Exchange Initiatives and Market Efficiency: Evidence from the Australian Securities Exchange
in PhD Thesis from Finance Discipline Group, UTS Business School, University of Technology, Sydney
The stated objectives of most market regulators are to ensure the fair and efficient operation of capital markets. In this dissertation, the focus is on the latter regulatory objective. We define market efficiency as minimising transaction costs while maximising price discovery and assess the efficiency effects of 3 Australian Securities Exchange (ASX) market design initiatives. The first essay examines the effect of the broker anonymity rule on trading patterns. We find that following the introduction of broker anonymity, the price discovery process is inhibited as information asymmetry levels increase. We also determine that the need for stealth trading, identified by Frino et al. (2010 b), is reduced. The second essay assesses the market efficiency effects of the Equity Research Scheme. Consistent with the prior literature, we find the stocks exhibit greater informational efficiency as a result of the Scheme. In addition to increased price discovery, we find positive liquidity and price reaction effects. The third essay examines the liquidity and profitability effects of the ETF Marker Making Scheme. Hence, we support the fact that the scheme was effective in decreasing the bid-ask spread and increasing depth for selected stocks. Further analysis shows that market makers are net suppliers of liquidity; however, they are willing to sacrifice liquidity profits to make position-taking gains.
References: View references in EconPapers View complete reference list from CitEc
Citations: Track citations by RSS feed
Downloads: (external link)
Our link check indicates that this URL is bad, the error code is: 404 Not Found
This item may be available elsewhere in EconPapers: Search for items with the same title.
Export reference: BibTeX
RIS (EndNote, ProCite, RefMan)
Persistent link: https://EconPapers.repec.org/RePEc:uts:finphd:1-2017
Access Statistics for this book

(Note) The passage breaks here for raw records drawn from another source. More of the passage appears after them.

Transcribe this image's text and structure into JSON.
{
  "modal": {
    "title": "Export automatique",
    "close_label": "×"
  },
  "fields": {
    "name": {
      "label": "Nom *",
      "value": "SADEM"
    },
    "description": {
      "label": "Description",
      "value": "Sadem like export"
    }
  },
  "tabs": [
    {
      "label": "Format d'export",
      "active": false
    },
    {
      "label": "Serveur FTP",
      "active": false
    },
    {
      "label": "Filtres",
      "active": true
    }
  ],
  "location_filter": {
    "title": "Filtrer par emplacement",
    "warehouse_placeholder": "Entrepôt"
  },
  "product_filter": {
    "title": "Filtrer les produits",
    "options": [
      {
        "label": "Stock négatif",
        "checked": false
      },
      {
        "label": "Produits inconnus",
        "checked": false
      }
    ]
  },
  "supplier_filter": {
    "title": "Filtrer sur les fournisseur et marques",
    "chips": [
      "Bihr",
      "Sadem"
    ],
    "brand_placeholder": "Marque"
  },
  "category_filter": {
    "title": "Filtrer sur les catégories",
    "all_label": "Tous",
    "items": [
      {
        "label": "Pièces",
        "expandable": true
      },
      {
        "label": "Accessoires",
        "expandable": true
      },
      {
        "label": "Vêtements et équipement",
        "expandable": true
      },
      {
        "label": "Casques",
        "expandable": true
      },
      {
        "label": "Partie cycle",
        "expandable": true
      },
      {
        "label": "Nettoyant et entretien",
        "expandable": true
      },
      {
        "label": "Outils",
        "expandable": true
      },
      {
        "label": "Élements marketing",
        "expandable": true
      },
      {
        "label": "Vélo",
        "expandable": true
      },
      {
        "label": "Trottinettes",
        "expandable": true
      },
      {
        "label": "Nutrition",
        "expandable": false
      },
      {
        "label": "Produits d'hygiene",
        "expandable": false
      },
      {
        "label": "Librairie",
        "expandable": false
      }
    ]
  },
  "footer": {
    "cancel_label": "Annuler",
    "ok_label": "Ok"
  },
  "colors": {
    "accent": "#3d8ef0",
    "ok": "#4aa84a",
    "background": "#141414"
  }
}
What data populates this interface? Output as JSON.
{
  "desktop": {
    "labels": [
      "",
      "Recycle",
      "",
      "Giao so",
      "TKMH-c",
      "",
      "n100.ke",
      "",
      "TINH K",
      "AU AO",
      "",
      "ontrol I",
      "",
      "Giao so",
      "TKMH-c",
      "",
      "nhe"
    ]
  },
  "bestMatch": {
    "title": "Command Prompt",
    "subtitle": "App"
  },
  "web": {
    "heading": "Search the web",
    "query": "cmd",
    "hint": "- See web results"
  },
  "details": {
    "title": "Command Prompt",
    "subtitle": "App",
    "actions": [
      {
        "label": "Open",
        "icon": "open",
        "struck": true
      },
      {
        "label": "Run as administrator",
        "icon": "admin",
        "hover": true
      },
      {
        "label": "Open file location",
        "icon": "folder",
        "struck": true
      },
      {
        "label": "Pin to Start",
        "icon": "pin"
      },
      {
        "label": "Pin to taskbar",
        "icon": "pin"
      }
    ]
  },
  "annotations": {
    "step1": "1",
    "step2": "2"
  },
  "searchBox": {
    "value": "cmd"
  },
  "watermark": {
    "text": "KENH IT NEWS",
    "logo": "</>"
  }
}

More books in PhD Thesis from Finance Discipline Group, UTS Business School, University of Technology, Sydney PO Box 123, Broadway, NSW 2007, Australia. Contact information at EDIRC.
Bibliographic data for series maintained by Duncan Ford ().